Exercise requirements: Among the entries that follow, how many lines contain the word "office"? Give the number alone.

Extracted records:
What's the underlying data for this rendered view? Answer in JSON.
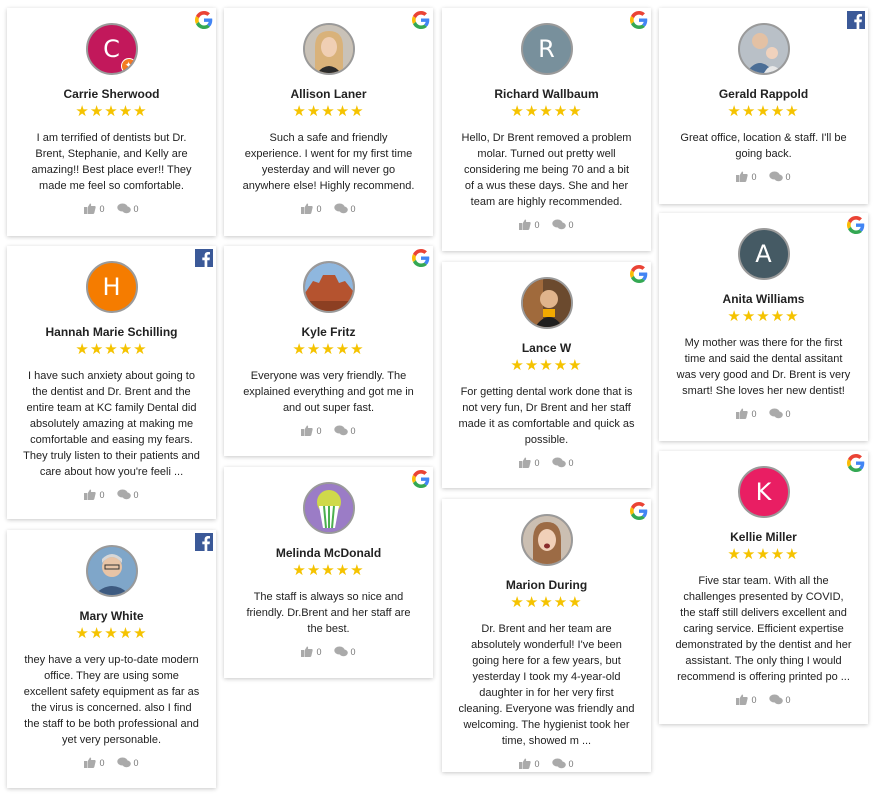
{
  "stars": "★★★★★",
  "reviews": [
    {
      "name": "Carrie Sherwood",
      "source": "google",
      "initial": "C",
      "avatar_color": "#c2185b",
      "text": "I am terrified of dentists but Dr. Brent, Stephanie, and Kelly are amazing!! Best place ever!! They made me feel so comfortable.",
      "likes": "0",
      "comments": "0"
    },
    {
      "name": "Hannah Marie Schilling",
      "source": "facebook",
      "initial": "H",
      "avatar_color": "#f57c00",
      "text": "I have such anxiety about going to the dentist and Dr. Brent and the entire team at KC family Dental did absolutely amazing at making me comfortable and easing my fears. They truly listen to their patients and care about how you're feeli ...",
      "likes": "0",
      "comments": "0"
    },
    {
      "name": "Mary White",
      "source": "facebook",
      "initial": "",
      "avatar_color": "#6b8fb3",
      "text": "they have a very up-to-date modern office. They are using some excellent safety equipment as far as the virus is concerned. also I find the staff to be both professional and yet very personable.",
      "likes": "0",
      "comments": "0"
    },
    {
      "name": "Allison Laner",
      "source": "google",
      "initial": "",
      "avatar_color": "#d9b98a",
      "text": "Such a safe and friendly experience. I went for my first time yesterday and will never go anywhere else! Highly recommend.",
      "likes": "0",
      "comments": "0"
    },
    {
      "name": "Kyle Fritz",
      "source": "google",
      "initial": "",
      "avatar_color": "#b5532f",
      "text": "Everyone was very friendly. The explained everything and got me in and out super fast.",
      "likes": "0",
      "comments": "0"
    },
    {
      "name": "Melinda McDonald",
      "source": "google",
      "initial": "",
      "avatar_color": "#8e6bb8",
      "text": "The staff is always so nice and friendly. Dr.Brent and her staff are the best.",
      "likes": "0",
      "comments": "0"
    },
    {
      "name": "Richard Wallbaum",
      "source": "google",
      "initial": "R",
      "avatar_color": "#78909c",
      "text": "Hello, Dr Brent removed a problem molar. Turned out pretty well considering me being 70 and a bit of a wus these days. She and her team are highly recommended.",
      "likes": "0",
      "comments": "0"
    },
    {
      "name": "Lance W",
      "source": "google",
      "initial": "",
      "avatar_color": "#8a5a3a",
      "text": "For getting dental work done that is not very fun, Dr Brent and her staff made it as comfortable and quick as possible.",
      "likes": "0",
      "comments": "0"
    },
    {
      "name": "Marion During",
      "source": "google",
      "initial": "",
      "avatar_color": "#b08a70",
      "text": "Dr. Brent and her team are absolutely wonderful! I've been going here for a few years, but yesterday I took my 4-year-old daughter in for her very first cleaning. Everyone was friendly and welcoming. The hygienist took her time, showed m ...",
      "likes": "0",
      "comments": "0"
    },
    {
      "name": "Gerald Rappold",
      "source": "facebook",
      "initial": "",
      "avatar_color": "#9aa3ab",
      "text": "Great office, location & staff. I'll be going back.",
      "likes": "0",
      "comments": "0"
    },
    {
      "name": "Anita Williams",
      "source": "google",
      "initial": "A",
      "avatar_color": "#455a64",
      "text": "My mother was there for the first time and said the dental assitant was very good and Dr. Brent is very smart! She loves her new dentist!",
      "likes": "0",
      "comments": "0"
    },
    {
      "name": "Kellie Miller",
      "source": "google",
      "initial": "K",
      "avatar_color": "#e91e63",
      "text": "Five star team. With all the challenges presented by COVID, the staff still delivers excellent and caring service. Efficient expertise demonstrated by the dentist and her assistant. The only thing I would recommend is offering printed po ...",
      "likes": "0",
      "comments": "0"
    }
  ]
}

Response for this exercise: 2